It is important to know whether the region's soils are being mined of nutrient reserves or if excess fertiliser is being applied and risking water quality. Monitoring nitrogen and phosphorus inputs and changes in soil phosphorus levels provides information about the balance of these nutrients in pastoral soils.

We regularly monitor nitrogen and phosphorus concentrations in surface and groundwater throughout the region. Our monitoring information, together with predictive modelling based on stock density and terrain, can be used to help explain any observed increases or decreases in nutrients.

Nutrient levels in water are linked to algal growth. Increasing trends in nutrient levels can be used to predict and manage 'hotspots' where nitrate concentrations in water are approaching or exceed critical limits.

This indicator estimates the average amounts of :

  • nitrogen (N) fertiliser added to pastoral soils
  • nitrogen fertiliser leached from pastoral soils
  • phosphorus (Olsen P) levels in dairy farm soil
  • phosphorus lost through runoff.

Losses of these nutrients affect water and air quality.

Total nutrient inputs should be close to total nutrient losses. If the inputs are greater than outputs, the soil nutrient levels will increase and higher losses to water bodies are more likely. Alternatively, soil nutrient levels will decrease if the inputs are less than the losses. This is not desirable because over time the soils will become 'exhausted' and unproductive.

What's happening?

The Waikato region contains some of the most productive land in New Zealand and the world.

In 2009-10, average dairy farm nitrogen fertiliser use was 94 kg N/ha/yr.  Previously, dairy farm nitrogen fertiliser use was 68 kg N/ha/yr in 1997-98 and 125 kg N/ha/yr in 2002-03. Yearly nitrogen fertiliser use on sheep/beef farms was 6 kg N/ha/yr in 1997-98 and 9 kg N/ha/yr in 2002-03, the only periods for which we have data.

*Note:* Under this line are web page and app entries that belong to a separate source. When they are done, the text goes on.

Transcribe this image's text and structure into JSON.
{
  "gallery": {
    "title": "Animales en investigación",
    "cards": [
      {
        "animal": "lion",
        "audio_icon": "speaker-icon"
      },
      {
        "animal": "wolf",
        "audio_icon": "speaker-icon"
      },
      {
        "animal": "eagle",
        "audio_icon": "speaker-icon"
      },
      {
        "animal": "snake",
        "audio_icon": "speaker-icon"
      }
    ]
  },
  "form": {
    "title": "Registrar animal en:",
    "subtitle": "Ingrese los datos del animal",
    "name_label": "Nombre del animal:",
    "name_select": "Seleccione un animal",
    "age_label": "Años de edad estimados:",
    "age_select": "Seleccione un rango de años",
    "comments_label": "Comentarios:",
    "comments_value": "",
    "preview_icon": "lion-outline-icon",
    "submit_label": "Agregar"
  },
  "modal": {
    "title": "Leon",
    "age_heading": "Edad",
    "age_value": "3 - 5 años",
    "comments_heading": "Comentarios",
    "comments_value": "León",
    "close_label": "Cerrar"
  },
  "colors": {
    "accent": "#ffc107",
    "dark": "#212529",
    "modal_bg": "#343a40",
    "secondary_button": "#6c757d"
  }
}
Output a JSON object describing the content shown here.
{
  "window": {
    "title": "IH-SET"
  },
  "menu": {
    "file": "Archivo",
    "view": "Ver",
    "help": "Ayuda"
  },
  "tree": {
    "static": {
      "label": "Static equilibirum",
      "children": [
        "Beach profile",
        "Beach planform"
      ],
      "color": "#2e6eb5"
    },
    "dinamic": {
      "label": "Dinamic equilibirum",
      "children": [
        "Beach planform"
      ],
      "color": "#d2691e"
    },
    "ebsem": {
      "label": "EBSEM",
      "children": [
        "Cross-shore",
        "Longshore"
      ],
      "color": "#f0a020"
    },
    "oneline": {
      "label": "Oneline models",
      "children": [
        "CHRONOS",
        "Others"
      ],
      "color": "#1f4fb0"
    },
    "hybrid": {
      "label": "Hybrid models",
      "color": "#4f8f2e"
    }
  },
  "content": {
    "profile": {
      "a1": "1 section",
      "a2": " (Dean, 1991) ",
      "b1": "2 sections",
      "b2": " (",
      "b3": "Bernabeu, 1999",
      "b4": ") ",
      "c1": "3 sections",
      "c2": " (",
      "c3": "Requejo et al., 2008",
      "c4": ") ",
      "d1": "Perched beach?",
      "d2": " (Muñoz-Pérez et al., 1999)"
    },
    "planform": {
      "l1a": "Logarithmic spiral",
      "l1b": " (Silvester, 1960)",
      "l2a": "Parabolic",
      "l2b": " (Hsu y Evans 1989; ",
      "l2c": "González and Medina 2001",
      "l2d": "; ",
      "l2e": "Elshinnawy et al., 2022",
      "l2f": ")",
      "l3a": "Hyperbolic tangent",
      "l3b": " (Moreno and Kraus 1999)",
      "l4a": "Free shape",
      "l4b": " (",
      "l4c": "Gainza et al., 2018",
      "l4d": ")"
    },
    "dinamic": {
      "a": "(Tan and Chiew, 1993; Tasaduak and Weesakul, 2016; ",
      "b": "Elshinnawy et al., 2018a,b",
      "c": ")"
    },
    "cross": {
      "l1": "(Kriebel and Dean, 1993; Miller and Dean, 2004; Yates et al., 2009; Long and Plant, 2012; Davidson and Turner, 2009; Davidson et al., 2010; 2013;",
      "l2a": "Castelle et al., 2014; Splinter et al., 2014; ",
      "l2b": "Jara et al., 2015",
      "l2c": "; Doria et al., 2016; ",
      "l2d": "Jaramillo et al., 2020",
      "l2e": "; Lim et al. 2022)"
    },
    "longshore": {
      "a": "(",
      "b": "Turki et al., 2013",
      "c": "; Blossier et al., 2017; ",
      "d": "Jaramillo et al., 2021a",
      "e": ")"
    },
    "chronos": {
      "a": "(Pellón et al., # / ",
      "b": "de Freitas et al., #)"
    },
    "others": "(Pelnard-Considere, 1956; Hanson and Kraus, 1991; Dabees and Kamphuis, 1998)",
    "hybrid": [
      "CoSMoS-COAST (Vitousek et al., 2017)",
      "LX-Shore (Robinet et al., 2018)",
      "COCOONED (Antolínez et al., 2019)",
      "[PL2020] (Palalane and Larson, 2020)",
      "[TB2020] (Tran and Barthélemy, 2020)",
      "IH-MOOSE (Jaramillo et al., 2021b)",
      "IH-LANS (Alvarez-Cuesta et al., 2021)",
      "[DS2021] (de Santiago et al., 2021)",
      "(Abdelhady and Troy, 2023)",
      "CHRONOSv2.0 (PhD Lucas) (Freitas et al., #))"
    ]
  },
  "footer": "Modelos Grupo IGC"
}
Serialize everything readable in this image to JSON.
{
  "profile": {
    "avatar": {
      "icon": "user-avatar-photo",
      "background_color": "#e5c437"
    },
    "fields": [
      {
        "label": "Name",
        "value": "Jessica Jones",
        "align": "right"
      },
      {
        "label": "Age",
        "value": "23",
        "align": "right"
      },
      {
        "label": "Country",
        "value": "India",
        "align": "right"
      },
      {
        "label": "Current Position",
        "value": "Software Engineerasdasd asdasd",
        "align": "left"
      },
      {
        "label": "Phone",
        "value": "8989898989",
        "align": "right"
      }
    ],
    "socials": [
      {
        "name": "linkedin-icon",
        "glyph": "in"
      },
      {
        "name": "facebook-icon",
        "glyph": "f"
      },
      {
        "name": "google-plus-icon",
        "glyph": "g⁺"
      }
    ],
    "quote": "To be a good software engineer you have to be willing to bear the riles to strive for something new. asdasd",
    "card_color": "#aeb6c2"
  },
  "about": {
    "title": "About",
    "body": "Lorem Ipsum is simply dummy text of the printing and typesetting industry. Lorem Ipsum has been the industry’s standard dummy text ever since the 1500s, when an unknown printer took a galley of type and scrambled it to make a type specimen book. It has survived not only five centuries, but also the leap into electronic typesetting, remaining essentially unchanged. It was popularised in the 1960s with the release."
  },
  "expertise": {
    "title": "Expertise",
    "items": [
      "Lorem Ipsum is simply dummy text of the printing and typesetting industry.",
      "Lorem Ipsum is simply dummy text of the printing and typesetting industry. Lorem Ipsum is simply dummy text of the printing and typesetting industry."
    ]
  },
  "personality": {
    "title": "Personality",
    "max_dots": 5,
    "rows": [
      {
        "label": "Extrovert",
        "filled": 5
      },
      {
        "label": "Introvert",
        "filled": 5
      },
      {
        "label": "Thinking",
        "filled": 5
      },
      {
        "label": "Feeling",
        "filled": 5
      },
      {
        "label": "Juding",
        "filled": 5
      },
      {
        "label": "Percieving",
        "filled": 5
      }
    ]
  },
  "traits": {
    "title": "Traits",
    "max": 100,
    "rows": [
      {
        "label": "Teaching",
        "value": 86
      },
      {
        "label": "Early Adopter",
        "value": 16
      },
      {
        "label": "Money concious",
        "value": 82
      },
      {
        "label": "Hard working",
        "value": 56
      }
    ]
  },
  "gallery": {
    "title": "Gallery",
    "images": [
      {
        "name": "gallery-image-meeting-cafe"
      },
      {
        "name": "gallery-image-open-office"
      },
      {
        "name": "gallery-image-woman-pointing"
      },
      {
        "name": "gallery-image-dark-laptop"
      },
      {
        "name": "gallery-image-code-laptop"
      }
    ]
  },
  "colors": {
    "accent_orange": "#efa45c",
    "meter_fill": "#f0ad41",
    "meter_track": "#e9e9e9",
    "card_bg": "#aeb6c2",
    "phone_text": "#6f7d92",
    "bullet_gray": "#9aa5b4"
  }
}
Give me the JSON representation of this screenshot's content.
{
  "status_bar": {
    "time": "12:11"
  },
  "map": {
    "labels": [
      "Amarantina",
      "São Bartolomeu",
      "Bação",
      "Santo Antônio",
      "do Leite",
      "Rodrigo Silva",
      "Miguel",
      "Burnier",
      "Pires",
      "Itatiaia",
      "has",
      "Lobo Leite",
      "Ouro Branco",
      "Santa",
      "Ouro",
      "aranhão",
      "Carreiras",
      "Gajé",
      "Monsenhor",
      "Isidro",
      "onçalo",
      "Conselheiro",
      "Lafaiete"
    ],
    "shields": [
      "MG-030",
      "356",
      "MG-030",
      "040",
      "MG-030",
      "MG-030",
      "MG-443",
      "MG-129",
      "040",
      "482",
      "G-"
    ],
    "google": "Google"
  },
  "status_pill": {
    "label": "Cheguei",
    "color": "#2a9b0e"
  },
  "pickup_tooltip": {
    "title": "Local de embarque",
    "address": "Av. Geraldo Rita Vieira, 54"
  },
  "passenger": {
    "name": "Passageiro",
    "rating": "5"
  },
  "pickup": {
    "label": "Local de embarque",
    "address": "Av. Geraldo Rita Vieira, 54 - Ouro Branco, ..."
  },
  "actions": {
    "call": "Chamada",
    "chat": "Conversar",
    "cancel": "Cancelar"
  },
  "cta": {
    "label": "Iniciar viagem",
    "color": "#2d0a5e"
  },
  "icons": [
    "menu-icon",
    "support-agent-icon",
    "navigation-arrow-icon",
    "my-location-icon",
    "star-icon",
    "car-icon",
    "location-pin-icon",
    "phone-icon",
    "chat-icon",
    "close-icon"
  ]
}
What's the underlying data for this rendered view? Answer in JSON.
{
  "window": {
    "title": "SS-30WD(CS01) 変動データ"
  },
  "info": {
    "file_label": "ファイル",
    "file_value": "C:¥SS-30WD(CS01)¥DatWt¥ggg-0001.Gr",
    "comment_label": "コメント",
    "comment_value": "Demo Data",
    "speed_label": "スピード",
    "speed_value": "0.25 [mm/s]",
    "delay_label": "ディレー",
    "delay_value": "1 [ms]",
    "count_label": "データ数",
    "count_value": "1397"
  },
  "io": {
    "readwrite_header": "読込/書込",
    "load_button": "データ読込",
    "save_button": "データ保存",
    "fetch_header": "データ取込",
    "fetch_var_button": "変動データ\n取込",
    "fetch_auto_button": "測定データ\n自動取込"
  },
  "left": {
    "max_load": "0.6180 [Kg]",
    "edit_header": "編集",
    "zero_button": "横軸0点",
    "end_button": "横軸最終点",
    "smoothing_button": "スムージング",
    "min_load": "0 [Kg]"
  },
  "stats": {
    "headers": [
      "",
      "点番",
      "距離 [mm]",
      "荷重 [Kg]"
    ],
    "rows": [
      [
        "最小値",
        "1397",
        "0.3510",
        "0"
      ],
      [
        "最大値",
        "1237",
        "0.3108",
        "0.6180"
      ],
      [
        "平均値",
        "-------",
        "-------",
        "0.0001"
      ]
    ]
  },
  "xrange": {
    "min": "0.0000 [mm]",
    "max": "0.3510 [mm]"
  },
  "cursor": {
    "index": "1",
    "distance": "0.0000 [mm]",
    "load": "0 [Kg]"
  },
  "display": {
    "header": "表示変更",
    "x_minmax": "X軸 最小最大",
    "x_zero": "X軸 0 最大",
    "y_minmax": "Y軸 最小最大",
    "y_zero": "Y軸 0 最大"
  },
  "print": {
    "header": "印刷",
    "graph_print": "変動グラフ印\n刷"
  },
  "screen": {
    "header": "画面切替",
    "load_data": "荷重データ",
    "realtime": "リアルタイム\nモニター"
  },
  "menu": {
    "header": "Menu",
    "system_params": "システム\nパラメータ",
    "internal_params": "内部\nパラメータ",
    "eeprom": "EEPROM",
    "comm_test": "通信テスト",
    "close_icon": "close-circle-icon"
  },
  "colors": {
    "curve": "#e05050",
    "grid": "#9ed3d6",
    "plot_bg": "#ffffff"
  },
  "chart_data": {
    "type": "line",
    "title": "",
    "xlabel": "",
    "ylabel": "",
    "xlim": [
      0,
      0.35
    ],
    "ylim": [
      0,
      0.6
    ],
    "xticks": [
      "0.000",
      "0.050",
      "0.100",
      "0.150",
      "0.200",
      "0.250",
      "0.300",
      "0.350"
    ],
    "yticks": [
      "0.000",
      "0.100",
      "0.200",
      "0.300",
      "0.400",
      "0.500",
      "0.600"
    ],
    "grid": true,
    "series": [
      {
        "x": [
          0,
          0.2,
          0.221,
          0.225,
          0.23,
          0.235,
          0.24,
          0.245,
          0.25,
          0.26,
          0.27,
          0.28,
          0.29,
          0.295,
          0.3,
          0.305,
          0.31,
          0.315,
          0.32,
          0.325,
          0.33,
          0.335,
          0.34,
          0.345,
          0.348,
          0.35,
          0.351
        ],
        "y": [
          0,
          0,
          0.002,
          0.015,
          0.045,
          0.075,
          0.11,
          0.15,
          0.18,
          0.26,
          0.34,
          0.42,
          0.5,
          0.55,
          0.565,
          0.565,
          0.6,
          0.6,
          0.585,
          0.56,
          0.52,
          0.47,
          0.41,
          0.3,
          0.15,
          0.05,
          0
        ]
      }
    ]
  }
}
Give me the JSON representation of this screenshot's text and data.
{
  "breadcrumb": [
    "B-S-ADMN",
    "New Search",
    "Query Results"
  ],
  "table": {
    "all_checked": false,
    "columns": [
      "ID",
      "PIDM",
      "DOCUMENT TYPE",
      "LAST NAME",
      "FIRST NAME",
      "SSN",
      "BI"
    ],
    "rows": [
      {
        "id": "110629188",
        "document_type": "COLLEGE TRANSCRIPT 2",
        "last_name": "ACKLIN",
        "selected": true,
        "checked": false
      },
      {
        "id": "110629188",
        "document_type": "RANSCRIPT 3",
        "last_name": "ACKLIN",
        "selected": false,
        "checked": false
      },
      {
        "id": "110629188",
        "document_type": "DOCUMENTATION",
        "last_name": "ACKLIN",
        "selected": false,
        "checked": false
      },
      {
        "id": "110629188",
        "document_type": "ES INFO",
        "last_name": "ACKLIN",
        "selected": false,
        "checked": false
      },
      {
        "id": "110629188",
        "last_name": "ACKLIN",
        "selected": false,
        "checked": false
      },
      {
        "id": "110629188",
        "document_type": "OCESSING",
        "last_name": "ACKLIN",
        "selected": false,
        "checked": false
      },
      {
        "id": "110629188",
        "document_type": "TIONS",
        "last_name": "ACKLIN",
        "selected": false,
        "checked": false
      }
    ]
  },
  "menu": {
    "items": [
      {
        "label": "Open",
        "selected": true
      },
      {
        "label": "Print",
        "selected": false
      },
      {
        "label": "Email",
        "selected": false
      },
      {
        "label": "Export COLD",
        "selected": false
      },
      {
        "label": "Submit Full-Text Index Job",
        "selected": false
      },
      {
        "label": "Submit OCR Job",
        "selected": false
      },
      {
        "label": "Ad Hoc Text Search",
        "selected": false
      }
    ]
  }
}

 In 2008, nitrogen leaching for dairy was 38 kg N/ha/yr and may have been affected by the drought.  Previously, dairy farm nitrogen leaching appeared to be increasing from 32 kg N/ha/yr in 1998, to a maximum of 45 kg N/ha/yr in 2007.  Nitrogen leaching for sheep, beef and deer farms remains stable, about 13 to 14 kg N/ha/yr.

Overall, phosphorous fertility on farms is showing improvement, with less soil samples showing excessive fertility.

On average, phosphorus fertility on dairy farms is near the maximum for a high producing farm. About half of the soil samples from volcanic and sedimentary soils show excessive phosphorus fertility in 2012, compared to about one-fifth in 1988-1996. 

The results for farms on volcanic soils have remined constant but the results for dairy farms on sedimentary soils have improved. Between 2002 and 2011 about two-thirds of the soil samples from these farms had excessive Olsen P (phosphorous) compared to about half in 2012-2013.

Excessive Olsen P has also decreased on sheep and beef farms since 2011. About 8-14 per cent of soil samples had excess phosphorus fertility in 2013, compared to 15-25 per cent in 2010. Olsen P data in 2013 was similar to the data from 2002 (about 9-18 per cent).

Yearly phosphorus run-off is 1.9 and 0.8 kilograms of phosphorus per hectare for sheep/beef and dairy farms, respectively.  The higher value for sheep and beef reflects the hilly nature of these farms.  The steeper the slope, the more phosphorous is likely to run off.

>>Find out more about these data and trends

    More information

    When this indicator is updated 

    This indicator is updated every three years. 

    Contact at Waikato Regional Council

    Soil Scientist - Science and Strategy Directorate

    Updated July 2018